[Data excerpts Boundary: Start]
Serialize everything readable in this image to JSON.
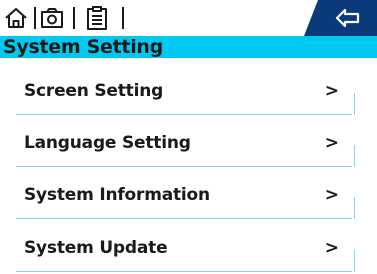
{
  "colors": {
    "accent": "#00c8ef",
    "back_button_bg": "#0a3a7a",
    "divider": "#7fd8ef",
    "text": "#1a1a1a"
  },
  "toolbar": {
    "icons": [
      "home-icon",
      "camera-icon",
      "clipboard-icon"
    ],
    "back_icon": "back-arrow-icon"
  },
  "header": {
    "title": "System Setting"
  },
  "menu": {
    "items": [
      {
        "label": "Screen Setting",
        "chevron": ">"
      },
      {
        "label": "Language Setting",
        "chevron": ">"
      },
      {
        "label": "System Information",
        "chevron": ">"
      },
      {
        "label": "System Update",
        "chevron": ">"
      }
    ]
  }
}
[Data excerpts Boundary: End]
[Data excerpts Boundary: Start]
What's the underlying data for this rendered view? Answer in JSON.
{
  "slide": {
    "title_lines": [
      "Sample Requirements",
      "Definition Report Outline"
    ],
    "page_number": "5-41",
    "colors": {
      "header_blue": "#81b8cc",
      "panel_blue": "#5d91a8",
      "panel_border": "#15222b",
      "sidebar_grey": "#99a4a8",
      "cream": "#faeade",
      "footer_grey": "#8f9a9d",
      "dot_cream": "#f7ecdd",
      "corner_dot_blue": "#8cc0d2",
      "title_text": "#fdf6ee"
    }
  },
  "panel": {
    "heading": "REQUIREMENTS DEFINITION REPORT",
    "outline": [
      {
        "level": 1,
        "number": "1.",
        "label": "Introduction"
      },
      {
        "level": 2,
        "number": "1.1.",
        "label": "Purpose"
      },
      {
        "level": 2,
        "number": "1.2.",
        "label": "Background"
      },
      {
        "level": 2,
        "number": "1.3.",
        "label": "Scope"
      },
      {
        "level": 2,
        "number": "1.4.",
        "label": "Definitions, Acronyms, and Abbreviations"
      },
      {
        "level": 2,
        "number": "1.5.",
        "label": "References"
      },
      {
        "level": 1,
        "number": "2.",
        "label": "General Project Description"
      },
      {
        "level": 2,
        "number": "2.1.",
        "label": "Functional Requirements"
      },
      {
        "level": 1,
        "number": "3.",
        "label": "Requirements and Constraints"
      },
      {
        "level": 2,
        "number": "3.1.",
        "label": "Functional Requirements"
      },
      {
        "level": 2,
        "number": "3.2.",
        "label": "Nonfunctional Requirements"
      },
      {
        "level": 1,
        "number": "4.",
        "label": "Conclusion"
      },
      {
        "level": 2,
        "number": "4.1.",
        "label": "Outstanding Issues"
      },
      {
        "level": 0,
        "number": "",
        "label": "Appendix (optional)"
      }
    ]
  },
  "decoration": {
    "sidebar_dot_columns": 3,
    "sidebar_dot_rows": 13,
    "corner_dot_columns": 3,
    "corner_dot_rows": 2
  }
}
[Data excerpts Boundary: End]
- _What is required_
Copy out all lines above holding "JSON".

- _Output of the task_
Serialize everything readable in this image to JSON.
What's the underlying data for this rendered view? Answer in JSON.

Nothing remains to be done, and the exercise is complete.